Manero

​Close Encounters

By: Alfonso Duro

Copa América has already given us enough headlines to write a whole book.

From Vidal’s Ferrari, to Neymar’s channeling of Zidane against Materazzi, it seems like every day something new and exciting has been happening in Chile since the tournament started, even if it didn’t always take place on the soccer pitch.

But nothing beats the episode between Gonzalo Jara and Edinson Cavani. Both got “acquainted” during their quarterfinals match when the Chilean defender stuck a finger up the Uruguayan striker’s rear while allegedly whispering into his ear that his dad would spend 20 years in prison for a recent DUI accident, and then threw himself to the floor pretending that Cavani had slapped him, which in turn caused the referee to send the Uruguayan off for his second yellow card.

CONMEBOL gave Jara a $7,500 fine and banned him for the next three international games , effectively ending his participation in Copa América. And while the Jara-Cavani incident was pure meme gold to those who were not fuming, it certainly wasn’t the first time two players have gotten too close in the heat of the soccer battle.
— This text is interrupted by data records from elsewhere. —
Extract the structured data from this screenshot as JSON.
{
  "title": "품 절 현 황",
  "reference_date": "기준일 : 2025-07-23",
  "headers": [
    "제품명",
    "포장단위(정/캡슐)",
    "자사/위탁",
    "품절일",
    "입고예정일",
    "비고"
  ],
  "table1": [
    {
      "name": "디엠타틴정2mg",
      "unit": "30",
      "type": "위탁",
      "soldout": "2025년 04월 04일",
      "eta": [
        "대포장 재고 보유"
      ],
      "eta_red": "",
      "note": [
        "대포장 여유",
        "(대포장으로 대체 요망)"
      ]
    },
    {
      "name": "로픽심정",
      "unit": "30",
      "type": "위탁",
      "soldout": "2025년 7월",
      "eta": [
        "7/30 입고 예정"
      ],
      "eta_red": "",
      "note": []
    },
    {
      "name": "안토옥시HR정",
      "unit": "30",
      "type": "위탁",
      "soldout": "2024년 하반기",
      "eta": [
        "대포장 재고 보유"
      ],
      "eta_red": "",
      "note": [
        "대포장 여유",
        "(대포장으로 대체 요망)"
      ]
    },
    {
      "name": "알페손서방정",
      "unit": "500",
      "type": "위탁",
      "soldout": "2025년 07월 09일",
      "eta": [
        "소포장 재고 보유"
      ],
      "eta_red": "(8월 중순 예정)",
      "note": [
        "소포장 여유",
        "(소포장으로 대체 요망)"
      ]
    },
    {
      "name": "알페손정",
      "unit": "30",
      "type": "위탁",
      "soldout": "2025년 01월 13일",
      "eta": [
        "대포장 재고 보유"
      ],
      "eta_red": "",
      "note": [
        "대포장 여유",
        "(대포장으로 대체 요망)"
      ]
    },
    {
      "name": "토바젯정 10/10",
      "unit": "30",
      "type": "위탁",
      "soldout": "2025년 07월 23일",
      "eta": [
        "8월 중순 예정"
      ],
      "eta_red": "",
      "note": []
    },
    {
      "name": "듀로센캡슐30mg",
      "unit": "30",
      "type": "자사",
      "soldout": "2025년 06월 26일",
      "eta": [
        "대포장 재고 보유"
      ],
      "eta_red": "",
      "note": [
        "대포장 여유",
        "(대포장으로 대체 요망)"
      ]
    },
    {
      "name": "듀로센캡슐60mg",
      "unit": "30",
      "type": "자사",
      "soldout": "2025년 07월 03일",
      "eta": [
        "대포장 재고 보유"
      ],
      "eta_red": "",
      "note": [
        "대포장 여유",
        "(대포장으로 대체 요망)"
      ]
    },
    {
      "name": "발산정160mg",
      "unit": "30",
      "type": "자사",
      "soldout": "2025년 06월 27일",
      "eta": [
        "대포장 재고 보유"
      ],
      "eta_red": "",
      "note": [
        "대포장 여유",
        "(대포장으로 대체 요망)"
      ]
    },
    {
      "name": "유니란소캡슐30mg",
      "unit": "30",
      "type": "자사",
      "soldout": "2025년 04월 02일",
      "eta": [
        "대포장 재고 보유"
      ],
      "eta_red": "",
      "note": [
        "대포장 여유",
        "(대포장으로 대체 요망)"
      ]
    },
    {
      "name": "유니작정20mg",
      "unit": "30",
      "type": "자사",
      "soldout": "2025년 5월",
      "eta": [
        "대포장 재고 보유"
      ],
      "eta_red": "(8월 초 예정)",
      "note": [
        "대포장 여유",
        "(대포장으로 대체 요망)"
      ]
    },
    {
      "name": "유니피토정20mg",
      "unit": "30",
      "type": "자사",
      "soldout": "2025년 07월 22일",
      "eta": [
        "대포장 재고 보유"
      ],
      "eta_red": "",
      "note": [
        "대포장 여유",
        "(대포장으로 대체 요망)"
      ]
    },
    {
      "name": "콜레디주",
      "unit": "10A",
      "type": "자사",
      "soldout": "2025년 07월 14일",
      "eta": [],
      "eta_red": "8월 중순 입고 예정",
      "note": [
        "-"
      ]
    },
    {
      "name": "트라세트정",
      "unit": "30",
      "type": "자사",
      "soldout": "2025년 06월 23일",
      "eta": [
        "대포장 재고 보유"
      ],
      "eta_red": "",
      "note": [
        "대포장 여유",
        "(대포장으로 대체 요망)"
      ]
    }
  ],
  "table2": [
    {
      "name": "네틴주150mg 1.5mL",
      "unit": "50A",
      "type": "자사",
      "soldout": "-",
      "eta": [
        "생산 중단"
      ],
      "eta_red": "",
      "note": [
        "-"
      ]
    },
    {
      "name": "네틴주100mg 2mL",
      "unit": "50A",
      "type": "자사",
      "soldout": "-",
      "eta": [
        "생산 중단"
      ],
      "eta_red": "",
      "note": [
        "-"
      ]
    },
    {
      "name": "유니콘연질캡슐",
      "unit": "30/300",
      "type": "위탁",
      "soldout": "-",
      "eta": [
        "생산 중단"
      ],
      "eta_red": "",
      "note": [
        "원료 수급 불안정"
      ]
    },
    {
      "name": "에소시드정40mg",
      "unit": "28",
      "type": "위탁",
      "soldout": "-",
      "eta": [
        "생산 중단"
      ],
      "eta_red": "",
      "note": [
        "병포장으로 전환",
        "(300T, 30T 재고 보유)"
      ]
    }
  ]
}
Michel and Valderrama: Colombian Flare

Carlos Valderrama was a sensation all over the world in the early 90s. His characteristic blonde afro became his calling card, but it was really his skills that raised eyebrows and dropped jaws whenever he stepped onto a pitch.

His arrival in Spain, to Valladolid alongside Maturana, Higuita and Leonel Álvarez, caused a sensation. The Valderrama wig was by far the most requested costume during Carnival, but above all, there was curiosity. During a 1991 game at Bernabéu stadium, Michel had no issues trying to find out what the Colombian was hiding in his underwear. Surprisingly though, Valderrama didn’t react violently, and actually let the Merengue midfield have his way with him and enjoy.

When you are from Santa Marta, in the heart of the Caribbean coast of Colombian, I guess you learn to be laid back and take these things as they come, instead of making a big drama out of it. Anyone else would have probably handled Michel quite differently after this.

Vinnie Jones and Paul Gascoigne: Tough Guys

Welsh midfielder Vinnie Jones is one of the toughest men to have played the sport, and after retirement, his fame has helped him find a niche in Hollywood as a hit man.

But before breaking bones on screen, he was liable for breaking them on the pitch, and when English midfielder Paul Gazza Gascoigne was just a punk teenager starting his career in Newcastle, Jones showed him was he was all about.

The 1988 encounter between the two players became one of the most iconic photographs in football history, and while Valderrama seemed surprised yet ultimately amused by Michel’s actions, Gascoigne’s face says everything except the fact that he was liking what good ‘ol Vinnie was doing to him.

Gallardo and Reyes: Brotherly love

It was around the turn of the century when Sevilla had returned to the top flight of La Liga boasting a squad of young guns that seemed ready to take on the world. Amongst them, Jose Antonio Reyes was the crown jewel, but others like Antoñito or Gallardo, became great supporting role actors in what was to become on the best teams of the next decade.

The city was exploding thanks to an exciting team that quickly became the pride of Sevilla, even topping historically cross-town favorite Real Betis. And then in one 2001 game between Sevilla and Valladolid, all those emotions, all that excitement, came pouring out and were embodied by midfielder Paco Gallardo.

Following a late game-winning goal from Reyes, Gallardo found his way between a melee of players to Reyes’ crotch, and saw no better way to express his feelings of happiness than to bite La Perla’s baby-making machine.

Even in Spain, a pretty progressive and free thinking society when it comes these things, the celebration was seen as something atrocious, and Gallardo’s career would forever be marked by his action. He never got much further as a professional footballer after that, and surely he wishes his 15 seconds of fame were for something other than fellatio simulacrum.

Alfonso Duro is a Spanish freelance writer. When he's not managing Google's agency in the United Arab Emirates (his current job), chances are he's watching and writing about soccer.